Los Angeles Times
January 9, 2008
by Marc Lifsher & Evan Halper, Times Staff Writers
Gov. plans to seek fire levy;
The 1.25% fee, added to property insurance bills, would boost firefighting and aid overall budget. Critics call it a tax.
SACRAMENTO, CA — Gov. Arnold Schwarzenegger will propose hiking the
cost of insurance for millions of California homes and businesses in
the budget he unveils Thursday, with the money to be used for
The proposal, a copy of which was obtained by The Times, calls
for new charges to be tacked onto the insurance bill for every
residential and commercial property in the state. Administration
officials call the charges fees and defend them as consistent with the
governor’s pledge, repeated in his State of the State address Tuesday,
to not raise taxes.
Anti-tax groups and consumer advocates say the assessments are a tax.
The plan, which the insurance industry has agreed to support,
would cost California property owners and renters $12.50 for every

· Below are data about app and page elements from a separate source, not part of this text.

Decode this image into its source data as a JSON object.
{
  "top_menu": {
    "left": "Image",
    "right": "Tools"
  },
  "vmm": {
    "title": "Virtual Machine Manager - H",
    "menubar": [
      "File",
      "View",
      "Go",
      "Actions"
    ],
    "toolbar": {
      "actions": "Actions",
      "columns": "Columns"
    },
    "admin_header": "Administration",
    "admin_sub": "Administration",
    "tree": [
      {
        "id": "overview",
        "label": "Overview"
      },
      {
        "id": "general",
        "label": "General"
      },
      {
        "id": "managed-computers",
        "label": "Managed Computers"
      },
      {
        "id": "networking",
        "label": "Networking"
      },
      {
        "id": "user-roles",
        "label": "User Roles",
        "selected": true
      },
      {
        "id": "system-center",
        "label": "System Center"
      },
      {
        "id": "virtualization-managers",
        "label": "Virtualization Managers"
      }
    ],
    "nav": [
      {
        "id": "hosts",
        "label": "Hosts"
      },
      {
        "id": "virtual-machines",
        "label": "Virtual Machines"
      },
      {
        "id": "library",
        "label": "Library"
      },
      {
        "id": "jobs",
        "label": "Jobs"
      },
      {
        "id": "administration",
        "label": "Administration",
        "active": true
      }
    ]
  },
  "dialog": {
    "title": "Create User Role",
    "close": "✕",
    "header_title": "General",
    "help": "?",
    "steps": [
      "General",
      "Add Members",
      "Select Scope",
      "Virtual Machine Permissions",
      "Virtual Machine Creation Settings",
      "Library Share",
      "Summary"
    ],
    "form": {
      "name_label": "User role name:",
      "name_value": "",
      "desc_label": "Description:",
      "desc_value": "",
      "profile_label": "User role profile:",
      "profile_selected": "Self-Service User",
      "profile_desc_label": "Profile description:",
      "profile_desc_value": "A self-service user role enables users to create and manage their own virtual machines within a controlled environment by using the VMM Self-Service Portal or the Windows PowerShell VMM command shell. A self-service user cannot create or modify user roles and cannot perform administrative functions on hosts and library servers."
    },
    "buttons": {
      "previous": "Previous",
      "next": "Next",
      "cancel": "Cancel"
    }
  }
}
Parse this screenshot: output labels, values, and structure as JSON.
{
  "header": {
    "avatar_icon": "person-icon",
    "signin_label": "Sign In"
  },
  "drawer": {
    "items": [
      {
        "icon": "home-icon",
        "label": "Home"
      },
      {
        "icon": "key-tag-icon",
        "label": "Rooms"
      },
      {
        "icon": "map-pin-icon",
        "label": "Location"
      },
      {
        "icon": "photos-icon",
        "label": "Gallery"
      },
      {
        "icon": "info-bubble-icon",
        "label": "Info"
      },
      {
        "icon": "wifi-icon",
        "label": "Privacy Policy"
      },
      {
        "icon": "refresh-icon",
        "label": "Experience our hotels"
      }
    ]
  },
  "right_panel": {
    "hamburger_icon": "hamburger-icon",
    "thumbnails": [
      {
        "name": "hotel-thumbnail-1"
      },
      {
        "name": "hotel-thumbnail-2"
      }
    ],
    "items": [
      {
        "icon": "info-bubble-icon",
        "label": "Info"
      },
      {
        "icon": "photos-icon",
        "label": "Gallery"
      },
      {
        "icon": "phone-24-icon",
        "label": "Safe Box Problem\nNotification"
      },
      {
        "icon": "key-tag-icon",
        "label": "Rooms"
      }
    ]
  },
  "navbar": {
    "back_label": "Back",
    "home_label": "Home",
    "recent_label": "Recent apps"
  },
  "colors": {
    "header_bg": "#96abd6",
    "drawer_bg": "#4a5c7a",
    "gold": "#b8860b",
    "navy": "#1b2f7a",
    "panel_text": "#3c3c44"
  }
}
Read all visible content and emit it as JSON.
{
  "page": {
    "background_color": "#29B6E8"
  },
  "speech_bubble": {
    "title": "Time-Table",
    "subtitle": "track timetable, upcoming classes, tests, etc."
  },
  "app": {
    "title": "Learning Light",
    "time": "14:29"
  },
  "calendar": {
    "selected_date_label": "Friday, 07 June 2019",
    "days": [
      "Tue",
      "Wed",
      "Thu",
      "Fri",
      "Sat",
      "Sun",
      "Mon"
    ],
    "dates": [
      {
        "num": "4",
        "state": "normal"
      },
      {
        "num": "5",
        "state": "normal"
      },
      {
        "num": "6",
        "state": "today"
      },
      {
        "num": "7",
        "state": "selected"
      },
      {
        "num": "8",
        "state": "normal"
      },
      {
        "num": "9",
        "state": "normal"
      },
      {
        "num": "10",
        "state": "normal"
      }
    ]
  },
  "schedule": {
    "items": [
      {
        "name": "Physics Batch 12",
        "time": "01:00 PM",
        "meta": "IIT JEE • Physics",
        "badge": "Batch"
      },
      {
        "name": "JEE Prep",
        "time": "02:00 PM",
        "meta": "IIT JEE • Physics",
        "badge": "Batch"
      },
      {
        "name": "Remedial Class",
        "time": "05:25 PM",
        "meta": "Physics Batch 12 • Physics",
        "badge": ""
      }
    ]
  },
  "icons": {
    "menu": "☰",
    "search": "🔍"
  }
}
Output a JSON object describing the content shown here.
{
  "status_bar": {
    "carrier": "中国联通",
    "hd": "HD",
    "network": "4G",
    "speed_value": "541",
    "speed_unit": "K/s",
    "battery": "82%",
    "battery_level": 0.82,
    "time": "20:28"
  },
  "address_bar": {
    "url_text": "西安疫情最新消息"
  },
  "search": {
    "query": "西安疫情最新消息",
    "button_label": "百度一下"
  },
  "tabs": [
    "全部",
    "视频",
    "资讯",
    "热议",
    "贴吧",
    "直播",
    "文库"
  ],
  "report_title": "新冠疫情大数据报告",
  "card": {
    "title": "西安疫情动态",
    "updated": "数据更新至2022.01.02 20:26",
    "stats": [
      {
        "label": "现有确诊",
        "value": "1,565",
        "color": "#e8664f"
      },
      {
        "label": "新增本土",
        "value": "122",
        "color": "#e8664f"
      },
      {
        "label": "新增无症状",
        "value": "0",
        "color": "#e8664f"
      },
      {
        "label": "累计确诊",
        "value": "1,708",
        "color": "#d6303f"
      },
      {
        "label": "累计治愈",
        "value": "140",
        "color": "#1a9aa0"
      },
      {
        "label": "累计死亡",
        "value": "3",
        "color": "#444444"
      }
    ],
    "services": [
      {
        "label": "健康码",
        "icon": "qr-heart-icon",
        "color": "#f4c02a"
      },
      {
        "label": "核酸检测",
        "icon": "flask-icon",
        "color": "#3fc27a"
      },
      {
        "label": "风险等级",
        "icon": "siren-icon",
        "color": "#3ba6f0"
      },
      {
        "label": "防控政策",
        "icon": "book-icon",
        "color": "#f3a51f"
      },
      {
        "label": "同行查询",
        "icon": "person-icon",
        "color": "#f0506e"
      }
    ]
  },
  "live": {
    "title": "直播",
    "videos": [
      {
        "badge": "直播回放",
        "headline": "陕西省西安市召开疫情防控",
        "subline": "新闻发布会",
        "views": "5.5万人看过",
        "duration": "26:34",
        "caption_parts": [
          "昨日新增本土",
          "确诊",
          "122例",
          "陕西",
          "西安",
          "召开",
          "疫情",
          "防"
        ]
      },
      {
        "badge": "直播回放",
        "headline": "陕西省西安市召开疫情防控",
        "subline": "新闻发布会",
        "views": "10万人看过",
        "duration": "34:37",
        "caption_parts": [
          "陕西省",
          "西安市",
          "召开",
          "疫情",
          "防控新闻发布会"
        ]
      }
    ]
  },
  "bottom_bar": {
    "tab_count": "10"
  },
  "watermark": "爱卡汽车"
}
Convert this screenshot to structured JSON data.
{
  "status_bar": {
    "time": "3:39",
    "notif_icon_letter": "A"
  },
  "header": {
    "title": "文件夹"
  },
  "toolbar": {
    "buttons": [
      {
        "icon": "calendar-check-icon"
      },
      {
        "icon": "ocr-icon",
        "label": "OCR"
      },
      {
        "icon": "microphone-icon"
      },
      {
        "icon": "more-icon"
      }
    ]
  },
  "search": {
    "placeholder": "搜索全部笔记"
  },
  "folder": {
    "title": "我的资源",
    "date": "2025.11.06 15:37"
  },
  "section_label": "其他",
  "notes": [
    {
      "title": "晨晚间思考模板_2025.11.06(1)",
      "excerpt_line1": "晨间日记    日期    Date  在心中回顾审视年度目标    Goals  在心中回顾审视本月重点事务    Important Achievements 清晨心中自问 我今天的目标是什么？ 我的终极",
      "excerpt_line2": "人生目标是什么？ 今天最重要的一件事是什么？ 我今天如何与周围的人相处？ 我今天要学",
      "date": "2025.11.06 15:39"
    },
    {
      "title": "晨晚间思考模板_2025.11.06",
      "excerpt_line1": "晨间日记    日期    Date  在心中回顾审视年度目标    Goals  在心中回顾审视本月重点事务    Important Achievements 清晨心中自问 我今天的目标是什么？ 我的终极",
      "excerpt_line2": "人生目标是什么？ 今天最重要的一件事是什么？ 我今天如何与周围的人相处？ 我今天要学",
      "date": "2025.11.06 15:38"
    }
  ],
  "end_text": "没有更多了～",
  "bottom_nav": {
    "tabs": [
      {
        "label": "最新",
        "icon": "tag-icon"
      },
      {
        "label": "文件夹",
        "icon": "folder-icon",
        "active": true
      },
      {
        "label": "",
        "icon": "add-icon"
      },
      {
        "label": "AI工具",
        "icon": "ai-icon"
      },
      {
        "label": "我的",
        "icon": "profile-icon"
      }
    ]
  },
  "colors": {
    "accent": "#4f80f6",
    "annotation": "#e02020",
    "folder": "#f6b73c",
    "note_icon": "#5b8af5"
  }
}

$1,000 in insurance premiums, for a projected $125 million.
It would most benefit Californians who live in areas vulnerable to wildfires.
Administration spokesman Adam Mendelsohn said the proposal
ultimately would save Californians money by limiting the devastation
caused by wildfires and other disasters that have cost state government
and policyholders billions of dollars.
"The economics of this makes sense," he said, asserting that
the cost would be $10 a year for the average California homeowner.
"Consumers and the state will end up saving money."
The governor is calling for consumers statewide to pay for
larger state firefighting crews, helicopters, fire engines and
satellite tracking equipment a few years after voters in San Diego, hit
hard by wildfires, rejected two proposals to fund increased fire
protection with higher local hotel taxes.
"I don’t know how you avoid calling it a tax," Lew Uhler,
president of the National Tax Limitation Committee, said of the
assessment. "The ability of government officials to figure out new ways
to tax us is limitless, no matter what their nomenclature."
A fee can pass the Legislature on a simple majority. A tax
requires a two-thirds vote, which would have to include Republican
support — something GOP lawmakers have traditionally withheld on new
The levy is the latest to be championed by the governor. Last
fall, Schwarzenegger signed a bill that raised California drivers’
registration payments by as much as $11 to pay for research on
alternative fuels. And his healthcare plan relies on new taxes on
tobacco users, hospitals and employers.
Others said the plan would not necessarily lead to enhanced fire protection.
As the money came in, the governor could cut existing funds from
firefighting agencies and use it to help close a budget gap that his
office projects at $14 billion, said one consumer advocate, who asked
why the burden would fall on property owners instead of insurance
"If the governor wants to fill the budget gap, he should find
an honest way to do it," said Doug Heller, executive director of the
Foundation for Taxpayer and Consumer Rights. "He’s wrong to target
insurance customers, whose premiums are already too high."
Administration officials acknowledged that some of the money
raised could be used to balance the budget. They declined to be precise
about how much.
"Overall, [firefighting] resources will grow," said Dan Dunmoyer, the governor’s deputy chief of staff.
He said the improvements in the state’s emergency response
capabilities would help all California communities, not only those
prone to wildfires.
Some would benefit from the loan of 100 new fire engines to local governments, he said.
Others would be able to call on the expanded state firefighting force to respond to floods and other disasters.
Insurance industry representatives said they were not involved in drafting the plan for the 1.25% surcharge.
They said they learned about it at a meeting of insurance
company executives in the governor’s office in mid-December. Under the
governor’s plan, insurers would collect the surcharge from consumers
and distribute it to the state.
"The report I got was that the governor made a compelling case
for the need for revenue," said Bill Sirola, a spokesman for State Farm
Mutual, California’s largest insurer, which covers 1.4 million
Many insurers have decided "to cooperate with and support the
governor," said Ken Gibson of the American Insurance Assn., a
Sacramento-based trade group.
The charge would be added to an existing 2.35% premium tax on
property insurance policies. That tax, which is not earmarked for any
particular program, generated $216 million for the state budget in
2006, according to the Department of Insurance.
State regulators were briefed on the governor’s plan Monday.
"We don’t have enough detail to make a complete assessment, one
way or the other," said Byron Tucker, a spokesman for Insurance
Commissioner Steve Poizner.
The plan’s prospects with lawmakers are uncertain. Republicans are vowing to block any new taxes.
And although the Democrats who control the Legislature are eager
to bring in new revenue, some are skeptical of the governor’s approach.
Sen. Michael Machado (D-Linden), chairman of the Banking,
Finance and Insurance Committee, said he saw no reason that
policyholders in downtown San Francisco, who already pay taxes to
support their fire department, should pay for firefighters to protect
homes built in fire-prone areas such as the Sierra Nevada, Lake
Arrowhead and inland San Diego County.